##### Extracted information
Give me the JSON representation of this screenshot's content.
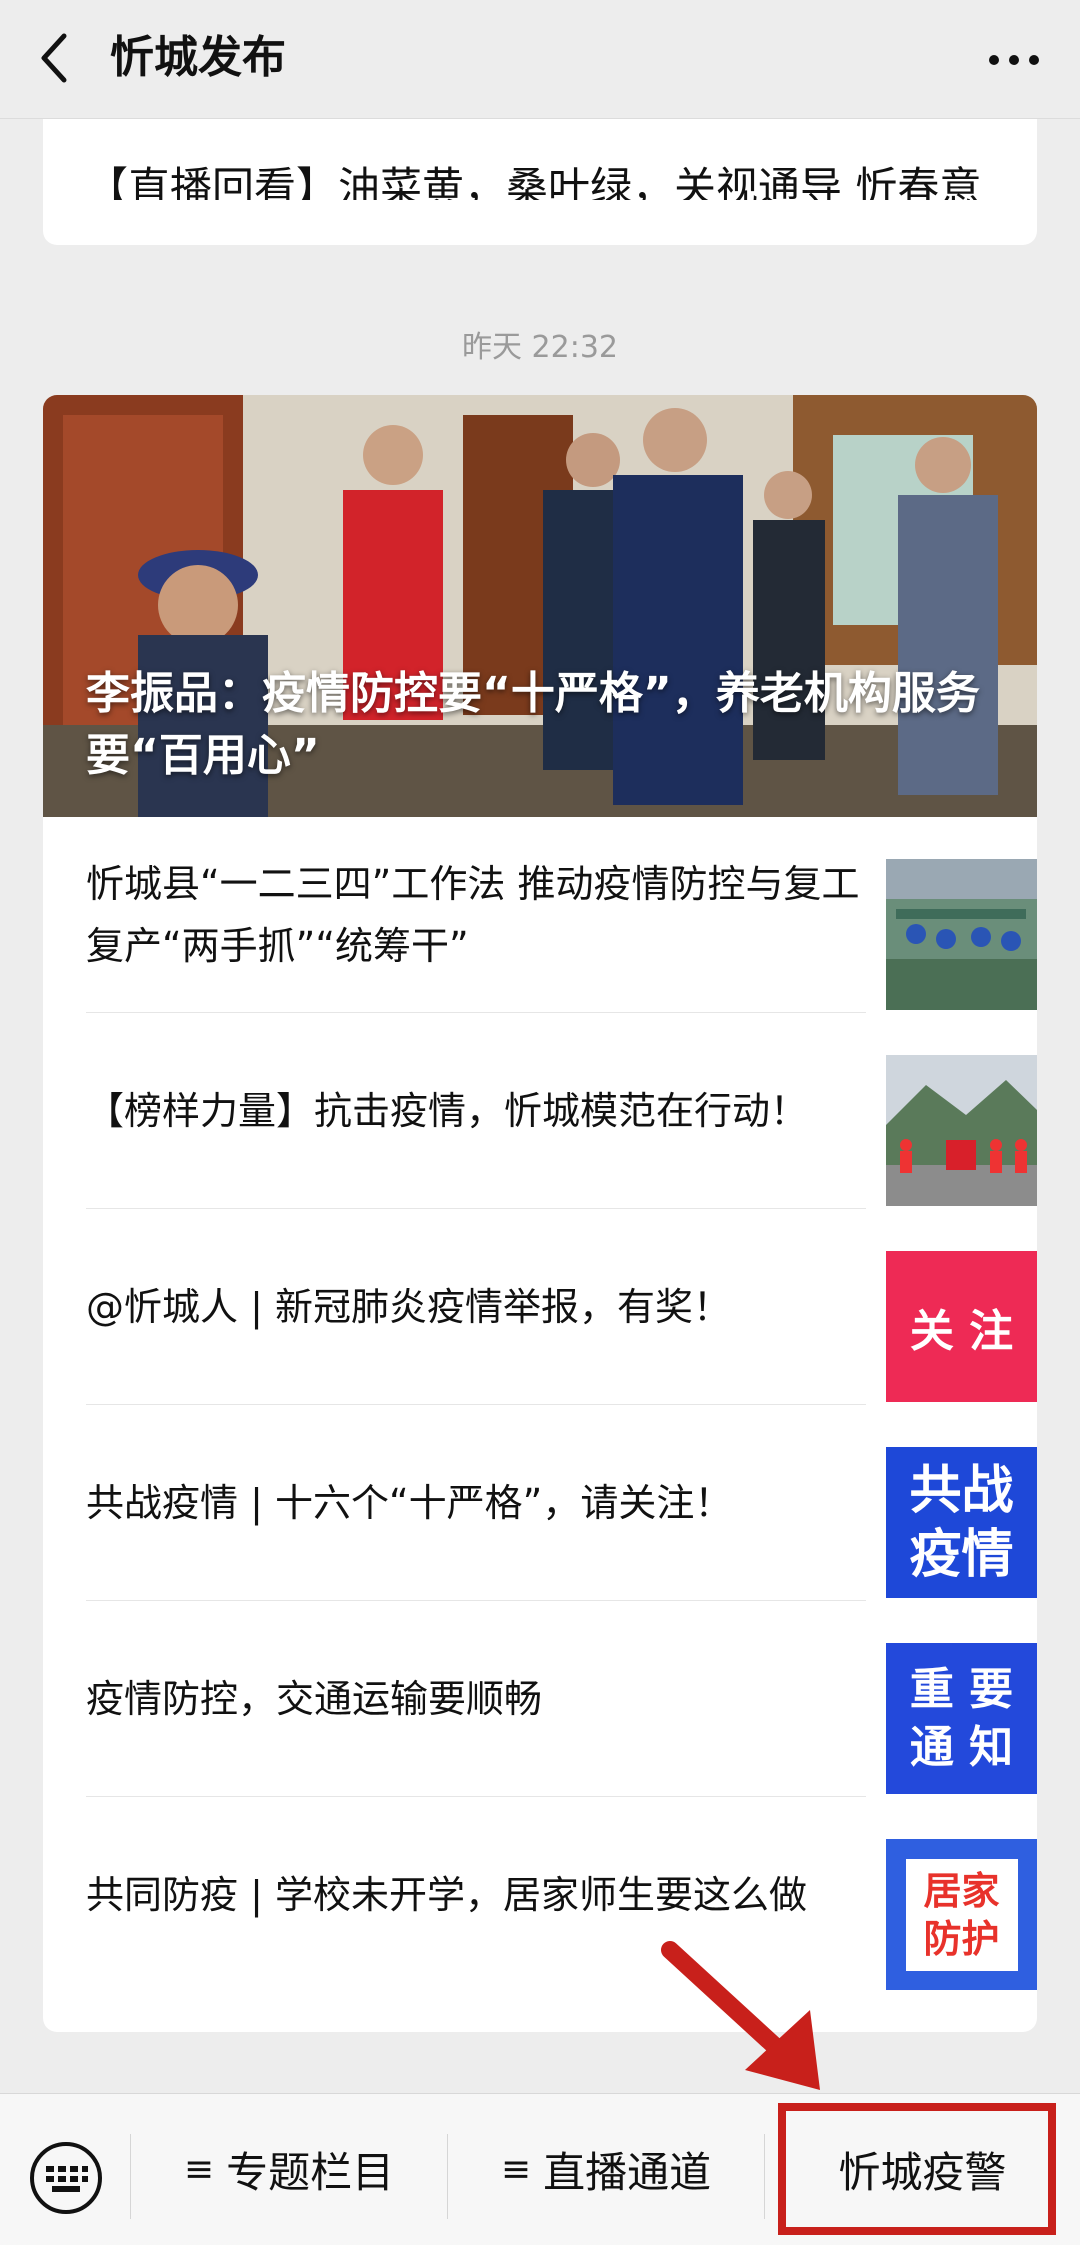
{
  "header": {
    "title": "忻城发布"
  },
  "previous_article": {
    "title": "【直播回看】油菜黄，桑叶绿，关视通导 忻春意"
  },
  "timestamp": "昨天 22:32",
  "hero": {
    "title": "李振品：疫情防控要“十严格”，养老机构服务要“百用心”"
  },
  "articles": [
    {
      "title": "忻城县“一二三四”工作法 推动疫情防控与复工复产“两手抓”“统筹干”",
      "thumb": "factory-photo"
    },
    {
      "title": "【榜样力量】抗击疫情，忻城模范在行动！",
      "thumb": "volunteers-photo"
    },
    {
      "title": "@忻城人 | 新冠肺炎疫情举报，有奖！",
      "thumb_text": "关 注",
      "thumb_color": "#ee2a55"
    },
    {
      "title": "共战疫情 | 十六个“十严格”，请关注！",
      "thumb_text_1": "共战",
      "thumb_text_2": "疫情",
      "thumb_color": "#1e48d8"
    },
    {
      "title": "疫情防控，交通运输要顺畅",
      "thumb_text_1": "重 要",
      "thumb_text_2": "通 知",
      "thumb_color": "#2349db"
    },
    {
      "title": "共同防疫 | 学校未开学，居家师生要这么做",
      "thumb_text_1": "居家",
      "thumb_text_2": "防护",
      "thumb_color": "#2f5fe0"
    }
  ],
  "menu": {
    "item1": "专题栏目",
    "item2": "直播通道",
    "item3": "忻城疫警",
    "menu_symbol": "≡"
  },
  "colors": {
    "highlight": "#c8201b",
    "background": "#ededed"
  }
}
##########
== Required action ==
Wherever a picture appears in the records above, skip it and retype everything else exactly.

== Exercise output ==
Give me the JSON representation of this screenshot's content.
{
  "header": {
    "title": "忻城发布"
  },
  "previous_article": {
    "title": "【直播回看】油菜黄，桑叶绿，关视通导 忻春意"
  },
  "timestamp": "昨天 22:32",
  "hero": {
    "title": "李振品：疫情防控要“十严格”，养老机构服务要“百用心”"
  },
  "articles": [
    {
      "title": "忻城县“一二三四”工作法 推动疫情防控与复工复产“两手抓”“统筹干”",
      "thumb": "factory-photo"
    },
    {
      "title": "【榜样力量】抗击疫情，忻城模范在行动！",
      "thumb": "volunteers-photo"
    },
    {
      "title": "@忻城人 | 新冠肺炎疫情举报，有奖！",
      "thumb_text": "关 注",
      "thumb_color": "#ee2a55"
    },
    {
      "title": "共战疫情 | 十六个“十严格”，请关注！",
      "thumb_text_1": "共战",
      "thumb_text_2": "疫情",
      "thumb_color": "#1e48d8"
    },
    {
      "title": "疫情防控，交通运输要顺畅",
      "thumb_text_1": "重 要",
      "thumb_text_2": "通 知",
      "thumb_color": "#2349db"
    },
    {
      "title": "共同防疫 | 学校未开学，居家师生要这么做",
      "thumb_text_1": "居家",
      "thumb_text_2": "防护",
      "thumb_color": "#2f5fe0"
    }
  ],
  "menu": {
    "item1": "专题栏目",
    "item2": "直播通道",
    "item3": "忻城疫警",
    "menu_symbol": "≡"
  },
  "colors": {
    "highlight": "#c8201b",
    "background": "#ededed"
  }
}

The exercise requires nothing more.